- WHAT YOU NEED TO DO: All lines of the material below that include the string "Overview" are to be copied.

- SOURCE MATERIAL:
========================================================================
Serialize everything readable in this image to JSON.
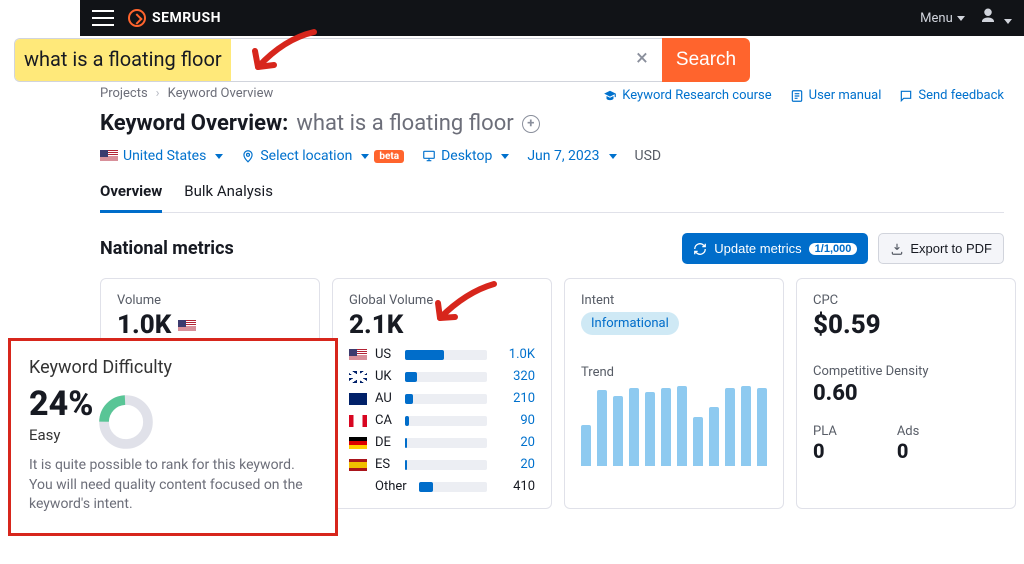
{
  "topbar": {
    "brand": "SEMRUSH",
    "menu": "Menu"
  },
  "search": {
    "query": "what is a floating floor",
    "button": "Search"
  },
  "breadcrumb": {
    "root": "Projects",
    "page": "Keyword Overview"
  },
  "helplinks": {
    "course": "Keyword Research course",
    "manual": "User manual",
    "feedback": "Send feedback"
  },
  "title": {
    "prefix": "Keyword Overview:",
    "keyword": "what is a floating floor"
  },
  "filters": {
    "country": "United States",
    "location": "Select location",
    "location_badge": "beta",
    "device": "Desktop",
    "date": "Jun 7, 2023",
    "currency": "USD"
  },
  "tabs": {
    "overview": "Overview",
    "bulk": "Bulk Analysis"
  },
  "section": {
    "national": "National metrics"
  },
  "buttons": {
    "update": "Update metrics",
    "update_count": "1/1,000",
    "export": "Export to PDF"
  },
  "volume": {
    "label": "Volume",
    "value": "1.0K"
  },
  "global": {
    "label": "Global Volume",
    "value": "2.1K",
    "rows": [
      {
        "cc": "US",
        "flag": "flag-us",
        "pct": 48,
        "val": "1.0K"
      },
      {
        "cc": "UK",
        "flag": "flag-uk",
        "pct": 15,
        "val": "320"
      },
      {
        "cc": "AU",
        "flag": "flag-au",
        "pct": 10,
        "val": "210"
      },
      {
        "cc": "CA",
        "flag": "flag-ca",
        "pct": 5,
        "val": "90"
      },
      {
        "cc": "DE",
        "flag": "flag-de",
        "pct": 3,
        "val": "20"
      },
      {
        "cc": "ES",
        "flag": "flag-es",
        "pct": 3,
        "val": "20"
      }
    ],
    "other_label": "Other",
    "other_pct": 20,
    "other_val": "410"
  },
  "intent": {
    "label": "Intent",
    "value": "Informational"
  },
  "trend": {
    "label": "Trend",
    "bars": [
      42,
      78,
      72,
      80,
      76,
      80,
      82,
      50,
      60,
      80,
      82,
      80
    ]
  },
  "cpc": {
    "label": "CPC",
    "value": "$0.59"
  },
  "cd": {
    "label": "Competitive Density",
    "value": "0.60",
    "pla_label": "PLA",
    "pla_value": "0",
    "ads_label": "Ads",
    "ads_value": "0"
  },
  "kd": {
    "label": "Keyword Difficulty",
    "value": "24%",
    "level": "Easy",
    "desc": "It is quite possible to rank for this keyword. You will need quality content focused on the keyword's intent."
  }
}
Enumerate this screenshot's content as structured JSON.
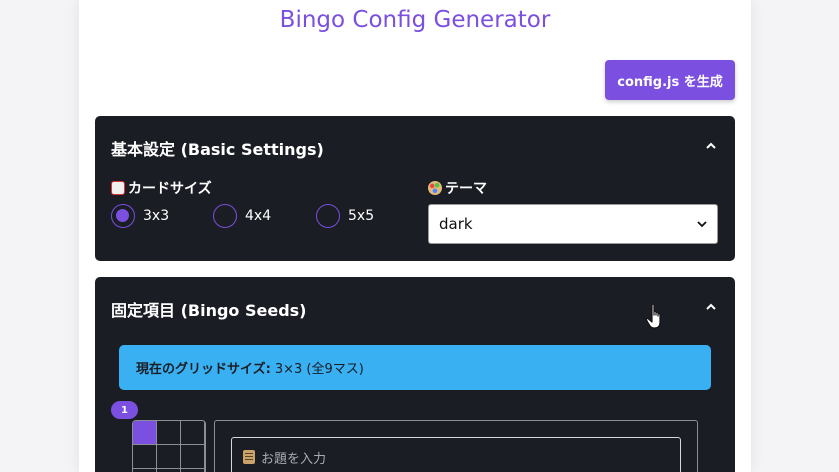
{
  "app": {
    "title": "Bingo Config Generator",
    "generate_label": "config.js を生成"
  },
  "basic_panel": {
    "title": "基本設定 (Basic Settings)",
    "card_size": {
      "label": "カードサイズ",
      "icon": "playing-card-icon",
      "options": [
        "3x3",
        "4x4",
        "5x5"
      ],
      "selected": "3x3"
    },
    "theme": {
      "label": "テーマ",
      "icon": "palette-icon",
      "value": "dark"
    }
  },
  "seeds_panel": {
    "title": "固定項目 (Bingo Seeds)",
    "grid_info_label": "現在のグリッドサイズ:",
    "grid_info_value": "3×3 (全9マス)",
    "item_badge": "1",
    "input_placeholder": "お題を入力",
    "input_icon": "memo-icon"
  },
  "colors": {
    "accent": "#7b4fe0",
    "panel_bg": "#1b1d24",
    "info": "#38b0f2"
  }
}
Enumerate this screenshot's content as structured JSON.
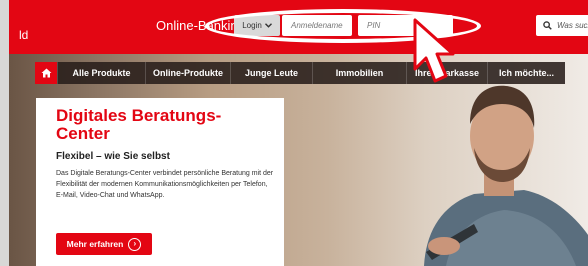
{
  "header": {
    "brand_fragment": "ld",
    "online_banking": "Online-Banking",
    "login_label": "Login",
    "username_placeholder": "Anmeldename",
    "pin_placeholder": "PIN",
    "search_placeholder": "Was such"
  },
  "nav": {
    "items": [
      "Alle Produkte",
      "Online-Produkte",
      "Junge Leute",
      "Immobilien",
      "Ihre Sparkasse",
      "Ich möchte..."
    ]
  },
  "hero": {
    "title": "Digitales Beratungs-Center",
    "subtitle": "Flexibel – wie Sie selbst",
    "body": "Das Digitale Beratungs-Center verbindet persönliche Beratung mit der Flexibilität der modernen Kommunikationsmöglichkeiten per Telefon, E-Mail, Video-Chat und WhatsApp.",
    "button": "Mehr erfahren"
  },
  "colors": {
    "brand_red": "#e30613",
    "nav_dark": "#2c211c"
  },
  "icons": [
    "home-icon",
    "chevron-down-icon",
    "search-icon",
    "arrow-right-icon",
    "cursor-icon"
  ]
}
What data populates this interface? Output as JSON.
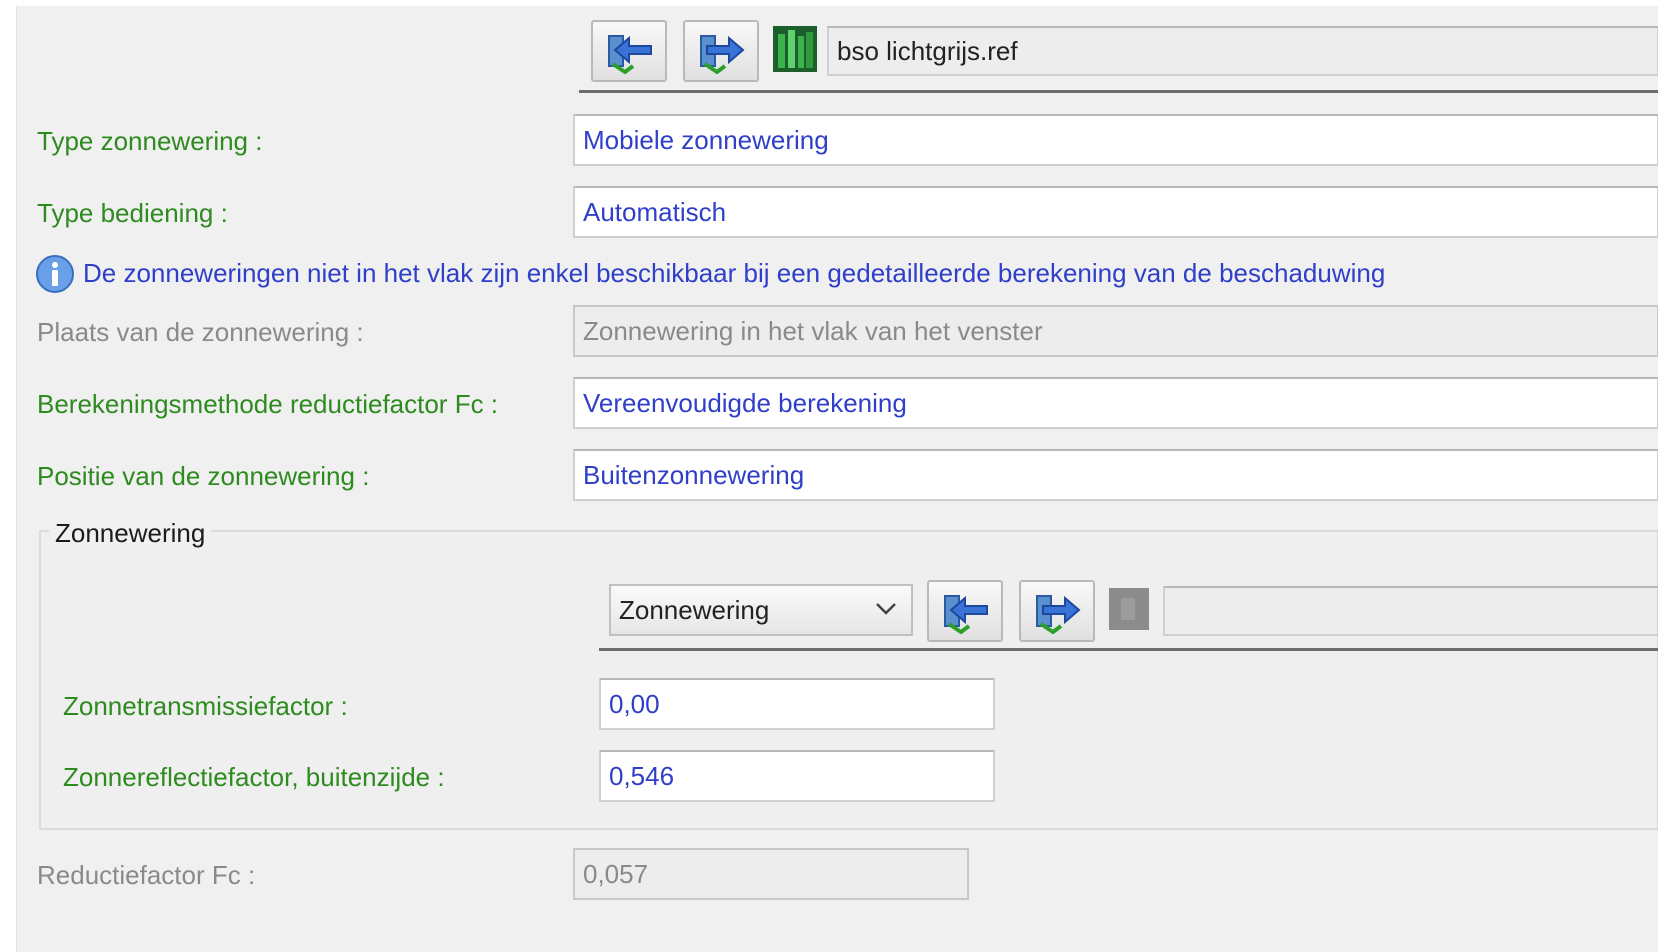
{
  "header": {
    "ref_file": "bso lichtgrijs.ref",
    "import_icon": "import-arrow-left-icon",
    "export_icon": "export-arrow-right-icon",
    "library_icon": "library-books-icon"
  },
  "fields": {
    "type_zonnewering": {
      "label": "Type zonnewering :",
      "value": "Mobiele zonnewering"
    },
    "type_bediening": {
      "label": "Type bediening :",
      "value": "Automatisch"
    },
    "info_message": "De zonneweringen niet in het vlak zijn enkel beschikbaar bij een gedetailleerde berekening van de beschaduwing",
    "plaats": {
      "label": "Plaats van de zonnewering :",
      "value": "Zonnewering in het vlak van het venster"
    },
    "berekeningsmethode": {
      "label": "Berekeningsmethode reductiefactor Fc :",
      "value": "Vereenvoudigde berekening"
    },
    "positie": {
      "label": "Positie van de zonnewering :",
      "value": "Buitenzonnewering"
    }
  },
  "group": {
    "title": "Zonnewering",
    "combo_value": "Zonnewering",
    "ref_file": "",
    "transmissie": {
      "label": "Zonnetransmissiefactor :",
      "value": "0,00"
    },
    "reflectie": {
      "label": "Zonnereflectiefactor, buitenzijde :",
      "value": "0,546"
    }
  },
  "reductie": {
    "label": "Reductiefactor Fc :",
    "value": "0,057"
  },
  "colors": {
    "label_green": "#2e8b1f",
    "value_blue": "#2f3fc8",
    "disabled_grey": "#8a8a8a",
    "panel_bg": "#f0f0f0"
  }
}
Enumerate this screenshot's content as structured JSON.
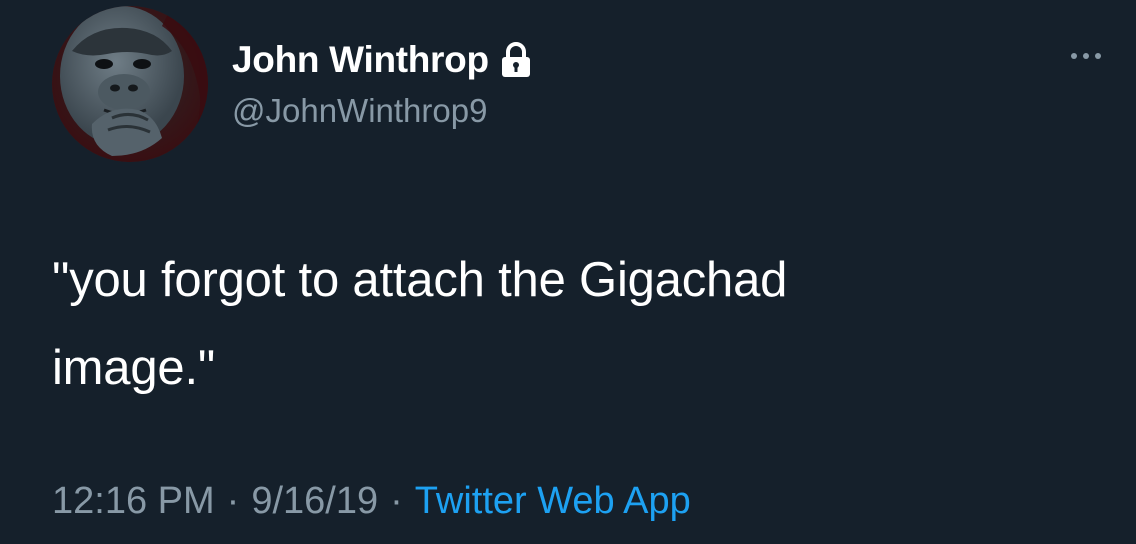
{
  "author": {
    "display_name": "John Winthrop",
    "handle": "@JohnWinthrop9",
    "protected": true,
    "avatar_icon": "gorilla-avatar"
  },
  "tweet": {
    "text_line1": "\"you forgot to attach the Gigachad",
    "text_line2": "image.\""
  },
  "meta": {
    "time": "12:16 PM",
    "separator": "·",
    "date": "9/16/19",
    "source": "Twitter Web App"
  },
  "colors": {
    "background": "#15202b",
    "primary_text": "#ffffff",
    "secondary_text": "#8899a6",
    "link": "#1da1f2"
  },
  "icons": {
    "lock": "lock-icon",
    "more": "more-options-icon"
  }
}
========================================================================
- EXERCISE OUTPUT:
    "page": "Keyword Overview"
    "prefix": "Keyword Overview:",
    "overview": "Overview",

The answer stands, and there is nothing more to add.